Please return each record below exactly, with nothing left out.

Excerpts from an interface dataset
Segment Open

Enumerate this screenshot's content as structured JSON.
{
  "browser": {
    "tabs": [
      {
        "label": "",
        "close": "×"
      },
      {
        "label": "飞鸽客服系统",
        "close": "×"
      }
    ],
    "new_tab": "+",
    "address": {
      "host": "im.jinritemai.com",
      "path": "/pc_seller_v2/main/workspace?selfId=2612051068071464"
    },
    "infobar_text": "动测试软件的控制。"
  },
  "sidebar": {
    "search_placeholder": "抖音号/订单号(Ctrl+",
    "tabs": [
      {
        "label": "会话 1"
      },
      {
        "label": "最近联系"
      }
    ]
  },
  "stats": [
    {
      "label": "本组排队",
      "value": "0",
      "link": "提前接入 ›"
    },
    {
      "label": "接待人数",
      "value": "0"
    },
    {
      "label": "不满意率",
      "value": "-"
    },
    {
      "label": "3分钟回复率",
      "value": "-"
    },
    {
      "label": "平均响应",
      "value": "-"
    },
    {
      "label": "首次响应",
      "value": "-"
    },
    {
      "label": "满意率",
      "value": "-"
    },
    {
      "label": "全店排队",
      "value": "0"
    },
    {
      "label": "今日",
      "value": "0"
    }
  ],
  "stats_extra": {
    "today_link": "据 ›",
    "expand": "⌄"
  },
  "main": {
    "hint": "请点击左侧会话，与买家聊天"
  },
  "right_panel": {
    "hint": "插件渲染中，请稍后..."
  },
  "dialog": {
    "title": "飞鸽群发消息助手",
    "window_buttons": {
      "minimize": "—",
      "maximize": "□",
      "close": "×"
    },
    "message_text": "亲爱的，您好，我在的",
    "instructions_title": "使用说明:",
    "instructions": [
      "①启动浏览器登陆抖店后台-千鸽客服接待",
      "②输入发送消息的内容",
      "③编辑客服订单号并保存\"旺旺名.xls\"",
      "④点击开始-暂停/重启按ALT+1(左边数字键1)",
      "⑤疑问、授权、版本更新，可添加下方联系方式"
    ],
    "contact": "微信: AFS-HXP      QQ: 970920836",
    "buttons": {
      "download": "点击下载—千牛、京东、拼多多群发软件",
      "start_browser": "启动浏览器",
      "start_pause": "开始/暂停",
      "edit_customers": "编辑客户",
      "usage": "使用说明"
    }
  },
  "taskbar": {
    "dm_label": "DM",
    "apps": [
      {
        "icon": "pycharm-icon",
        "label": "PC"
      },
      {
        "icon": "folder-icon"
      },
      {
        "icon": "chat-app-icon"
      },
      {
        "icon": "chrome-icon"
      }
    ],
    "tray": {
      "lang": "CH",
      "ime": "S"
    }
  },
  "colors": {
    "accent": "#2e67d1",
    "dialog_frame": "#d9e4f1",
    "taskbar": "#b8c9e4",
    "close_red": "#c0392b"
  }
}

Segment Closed

**Completed task**:
Enumerate this screenshot's content as structured JSON.
{
  "browser": {
    "tabs": [
      {
        "label": "",
        "close": "×"
      },
      {
        "label": "飞鸽客服系统",
        "close": "×"
      }
    ],
    "new_tab": "+",
    "address": {
      "host": "im.jinritemai.com",
      "path": "/pc_seller_v2/main/workspace?selfId=2612051068071464"
    },
    "infobar_text": "动测试软件的控制。"
  },
  "sidebar": {
    "search_placeholder": "抖音号/订单号(Ctrl+",
    "tabs": [
      {
        "label": "会话 1"
      },
      {
        "label": "最近联系"
      }
    ]
  },
  "stats": [
    {
      "label": "本组排队",
      "value": "0",
      "link": "提前接入 ›"
    },
    {
      "label": "接待人数",
      "value": "0"
    },
    {
      "label": "不满意率",
      "value": "-"
    },
    {
      "label": "3分钟回复率",
      "value": "-"
    },
    {
      "label": "平均响应",
      "value": "-"
    },
    {
      "label": "首次响应",
      "value": "-"
    },
    {
      "label": "满意率",
      "value": "-"
    },
    {
      "label": "全店排队",
      "value": "0"
    },
    {
      "label": "今日",
      "value": "0"
    }
  ],
  "stats_extra": {
    "today_link": "据 ›",
    "expand": "⌄"
  },
  "main": {
    "hint": "请点击左侧会话，与买家聊天"
  },
  "right_panel": {
    "hint": "插件渲染中，请稍后..."
  },
  "dialog": {
    "title": "飞鸽群发消息助手",
    "window_buttons": {
      "minimize": "—",
      "maximize": "□",
      "close": "×"
    },
    "message_text": "亲爱的，您好，我在的",
    "instructions_title": "使用说明:",
    "instructions": [
      "①启动浏览器登陆抖店后台-千鸽客服接待",
      "②输入发送消息的内容",
      "③编辑客服订单号并保存\"旺旺名.xls\"",
      "④点击开始-暂停/重启按ALT+1(左边数字键1)",
      "⑤疑问、授权、版本更新，可添加下方联系方式"
    ],
    "contact": "微信: AFS-HXP      QQ: 970920836",
    "buttons": {
      "download": "点击下载—千牛、京东、拼多多群发软件",
      "start_browser": "启动浏览器",
      "start_pause": "开始/暂停",
      "edit_customers": "编辑客户",
      "usage": "使用说明"
    }
  },
  "taskbar": {
    "dm_label": "DM",
    "apps": [
      {
        "icon": "pycharm-icon",
        "label": "PC"
      },
      {
        "icon": "folder-icon"
      },
      {
        "icon": "chat-app-icon"
      },
      {
        "icon": "chrome-icon"
      }
    ],
    "tray": {
      "lang": "CH",
      "ime": "S"
    }
  },
  "colors": {
    "accent": "#2e67d1",
    "dialog_frame": "#d9e4f1",
    "taskbar": "#b8c9e4",
    "close_red": "#c0392b"
  }
}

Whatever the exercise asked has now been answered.